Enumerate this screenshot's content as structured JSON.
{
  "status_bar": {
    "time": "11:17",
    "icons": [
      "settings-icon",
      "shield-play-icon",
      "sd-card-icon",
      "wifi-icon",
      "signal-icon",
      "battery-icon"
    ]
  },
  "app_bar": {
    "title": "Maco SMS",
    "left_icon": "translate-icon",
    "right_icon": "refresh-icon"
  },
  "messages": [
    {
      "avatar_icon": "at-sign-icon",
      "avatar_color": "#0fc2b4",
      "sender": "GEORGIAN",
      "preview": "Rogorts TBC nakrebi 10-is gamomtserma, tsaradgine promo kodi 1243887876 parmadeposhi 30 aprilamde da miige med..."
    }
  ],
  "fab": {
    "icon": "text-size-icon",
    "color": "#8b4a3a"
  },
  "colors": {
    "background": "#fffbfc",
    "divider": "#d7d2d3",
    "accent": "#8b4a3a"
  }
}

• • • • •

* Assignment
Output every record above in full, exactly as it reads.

* Response area
Enumerate this screenshot's content as structured JSON.
{
  "status_bar": {
    "time": "11:17",
    "icons": [
      "settings-icon",
      "shield-play-icon",
      "sd-card-icon",
      "wifi-icon",
      "signal-icon",
      "battery-icon"
    ]
  },
  "app_bar": {
    "title": "Maco SMS",
    "left_icon": "translate-icon",
    "right_icon": "refresh-icon"
  },
  "messages": [
    {
      "avatar_icon": "at-sign-icon",
      "avatar_color": "#0fc2b4",
      "sender": "GEORGIAN",
      "preview": "Rogorts TBC nakrebi 10-is gamomtserma, tsaradgine promo kodi 1243887876 parmadeposhi 30 aprilamde da miige med..."
    }
  ],
  "fab": {
    "icon": "text-size-icon",
    "color": "#8b4a3a"
  },
  "colors": {
    "background": "#fffbfc",
    "divider": "#d7d2d3",
    "accent": "#8b4a3a"
  }
}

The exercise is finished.